Norway, IMO Join Forces on Reducing Shipping’s GHG Emissions
The International Maritime Organization (IMO) and the Norwegian government have launched a new project that will aim to reduce greenhouse gas emissions from shipping.
Dubbed GreenVoyage-2050, the project was launched on May 13 and will initiate and promote global efforts to demonstrate and test technical solutions for reducing GHG emissions.
Another aim of the project is to enhance knowledge and information sharing to support the IMO GHG reduction strategy.
GreenVoyage-2050 will run for an initial two-year period, with over 50 countries in 14 sub-regions across the globe expected to take part. Strategic partners from the private sector will contribute expertise and experience.
The project will also build capacity in developing countries, including small island developing states (SIDS) and least developed countries (LDCs), to fulfill their commitments to meet climate-change and energy-efficiency goals for international shipping.
Initially, eight countries, from five high-priority regions (Asia, Africa, Caribbean, Latin America and Pacific), are expected to take pilot roles, to pursue and undertake actions at the national level.
The Norwegian government will support the project with NOK 10 million (USD 1.1 million) for the initial two years. Subject to government approval, Norway will commit to providing additional funding for 2020 and for the subsequent years of the project to achieve the overall goals.
According to IMO, GreenVoyage-2050 will eventually be scaled-up vertically, to include more technology demonstration and infrastructure efforts, and horizontally, to have more pilot countries joining the project, through mobilizing additional resources.

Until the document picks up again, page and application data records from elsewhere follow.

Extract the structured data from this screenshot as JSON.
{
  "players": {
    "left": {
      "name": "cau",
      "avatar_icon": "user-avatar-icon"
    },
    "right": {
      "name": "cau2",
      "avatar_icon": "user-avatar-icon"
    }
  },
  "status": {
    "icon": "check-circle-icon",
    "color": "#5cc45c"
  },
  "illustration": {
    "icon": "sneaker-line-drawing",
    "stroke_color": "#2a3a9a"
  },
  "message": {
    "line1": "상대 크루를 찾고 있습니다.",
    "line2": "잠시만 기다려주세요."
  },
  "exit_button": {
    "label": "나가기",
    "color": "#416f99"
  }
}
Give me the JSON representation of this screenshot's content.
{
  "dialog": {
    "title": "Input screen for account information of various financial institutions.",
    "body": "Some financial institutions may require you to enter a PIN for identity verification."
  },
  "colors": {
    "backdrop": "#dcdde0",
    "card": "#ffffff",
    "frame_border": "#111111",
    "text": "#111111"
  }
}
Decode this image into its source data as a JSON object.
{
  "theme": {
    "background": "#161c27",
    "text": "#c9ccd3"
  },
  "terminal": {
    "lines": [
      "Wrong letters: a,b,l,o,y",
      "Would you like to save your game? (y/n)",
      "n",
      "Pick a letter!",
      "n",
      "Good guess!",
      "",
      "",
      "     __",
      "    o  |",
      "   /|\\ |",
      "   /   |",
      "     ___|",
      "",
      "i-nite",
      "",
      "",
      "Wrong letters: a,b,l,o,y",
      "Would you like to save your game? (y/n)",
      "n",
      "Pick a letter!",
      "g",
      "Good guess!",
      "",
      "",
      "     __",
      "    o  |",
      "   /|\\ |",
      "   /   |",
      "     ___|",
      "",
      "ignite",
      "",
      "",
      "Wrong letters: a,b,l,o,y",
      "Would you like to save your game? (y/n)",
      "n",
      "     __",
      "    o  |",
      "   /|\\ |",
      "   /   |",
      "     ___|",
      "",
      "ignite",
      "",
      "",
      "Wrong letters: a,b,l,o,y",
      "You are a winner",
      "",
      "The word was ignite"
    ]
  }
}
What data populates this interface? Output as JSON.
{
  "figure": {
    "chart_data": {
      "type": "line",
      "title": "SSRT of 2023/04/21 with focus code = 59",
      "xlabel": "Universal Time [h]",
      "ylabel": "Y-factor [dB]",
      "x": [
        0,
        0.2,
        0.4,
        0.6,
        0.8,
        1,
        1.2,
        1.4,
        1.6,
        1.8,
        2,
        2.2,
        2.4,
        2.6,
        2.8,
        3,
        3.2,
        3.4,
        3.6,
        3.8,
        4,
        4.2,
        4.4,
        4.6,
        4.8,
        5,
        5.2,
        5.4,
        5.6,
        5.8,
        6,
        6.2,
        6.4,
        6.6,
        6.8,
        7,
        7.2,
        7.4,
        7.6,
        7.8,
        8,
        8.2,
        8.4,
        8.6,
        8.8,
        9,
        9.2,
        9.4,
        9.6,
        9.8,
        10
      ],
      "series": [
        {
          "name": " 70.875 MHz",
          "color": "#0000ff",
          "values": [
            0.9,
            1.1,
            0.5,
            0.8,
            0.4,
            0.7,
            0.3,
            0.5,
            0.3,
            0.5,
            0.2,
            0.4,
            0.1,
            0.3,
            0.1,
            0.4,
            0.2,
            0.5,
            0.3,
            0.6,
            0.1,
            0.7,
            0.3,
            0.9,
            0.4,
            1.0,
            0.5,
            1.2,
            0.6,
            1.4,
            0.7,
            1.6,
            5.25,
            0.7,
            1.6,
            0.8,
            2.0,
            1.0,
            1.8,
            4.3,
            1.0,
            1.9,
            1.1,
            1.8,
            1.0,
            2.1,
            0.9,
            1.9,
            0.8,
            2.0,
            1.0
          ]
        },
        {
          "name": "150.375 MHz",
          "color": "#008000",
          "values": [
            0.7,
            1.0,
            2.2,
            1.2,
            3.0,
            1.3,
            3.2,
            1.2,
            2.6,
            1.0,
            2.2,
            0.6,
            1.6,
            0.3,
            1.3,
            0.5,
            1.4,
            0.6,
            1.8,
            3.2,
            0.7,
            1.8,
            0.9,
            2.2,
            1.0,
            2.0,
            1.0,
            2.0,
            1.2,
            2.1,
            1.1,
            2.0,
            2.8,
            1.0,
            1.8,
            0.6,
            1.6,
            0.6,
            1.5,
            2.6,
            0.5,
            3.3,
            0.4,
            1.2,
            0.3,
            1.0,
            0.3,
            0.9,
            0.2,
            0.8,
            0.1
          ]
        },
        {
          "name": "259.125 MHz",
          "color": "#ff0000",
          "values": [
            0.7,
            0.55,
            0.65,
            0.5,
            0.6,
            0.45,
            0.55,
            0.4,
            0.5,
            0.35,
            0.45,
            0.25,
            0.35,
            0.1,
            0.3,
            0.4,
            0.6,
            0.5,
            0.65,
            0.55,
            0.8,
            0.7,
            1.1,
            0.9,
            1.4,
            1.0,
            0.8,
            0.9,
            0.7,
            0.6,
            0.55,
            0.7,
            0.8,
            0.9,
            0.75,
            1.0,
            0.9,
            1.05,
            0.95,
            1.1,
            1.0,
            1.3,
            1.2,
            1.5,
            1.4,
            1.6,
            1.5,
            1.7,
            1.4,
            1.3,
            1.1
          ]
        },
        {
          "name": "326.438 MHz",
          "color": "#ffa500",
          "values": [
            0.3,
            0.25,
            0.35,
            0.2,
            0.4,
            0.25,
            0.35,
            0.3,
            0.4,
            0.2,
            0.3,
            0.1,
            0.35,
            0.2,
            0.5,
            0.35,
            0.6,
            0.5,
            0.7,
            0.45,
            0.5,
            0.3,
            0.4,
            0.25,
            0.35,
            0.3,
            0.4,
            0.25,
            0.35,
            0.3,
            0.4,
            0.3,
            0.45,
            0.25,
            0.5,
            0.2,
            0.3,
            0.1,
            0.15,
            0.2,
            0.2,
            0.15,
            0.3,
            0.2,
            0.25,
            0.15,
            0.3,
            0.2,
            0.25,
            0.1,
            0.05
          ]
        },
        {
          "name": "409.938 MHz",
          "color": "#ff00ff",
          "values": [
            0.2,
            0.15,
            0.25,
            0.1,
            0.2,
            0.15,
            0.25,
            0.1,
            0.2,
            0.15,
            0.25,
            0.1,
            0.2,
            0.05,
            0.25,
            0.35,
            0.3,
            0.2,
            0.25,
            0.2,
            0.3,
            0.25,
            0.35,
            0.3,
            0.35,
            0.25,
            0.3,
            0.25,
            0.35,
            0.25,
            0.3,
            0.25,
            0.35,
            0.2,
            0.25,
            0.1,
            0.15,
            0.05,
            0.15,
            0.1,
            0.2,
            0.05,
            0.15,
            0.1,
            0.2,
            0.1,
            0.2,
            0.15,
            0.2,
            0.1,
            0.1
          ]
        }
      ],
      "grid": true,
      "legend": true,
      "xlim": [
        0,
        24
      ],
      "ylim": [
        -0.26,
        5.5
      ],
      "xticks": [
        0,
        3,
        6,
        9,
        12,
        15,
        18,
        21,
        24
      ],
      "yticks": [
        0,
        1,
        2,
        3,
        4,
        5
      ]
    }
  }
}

Partnerships with existing programs, such as Norway’s Green Shipping Program, will be explored, it was further said.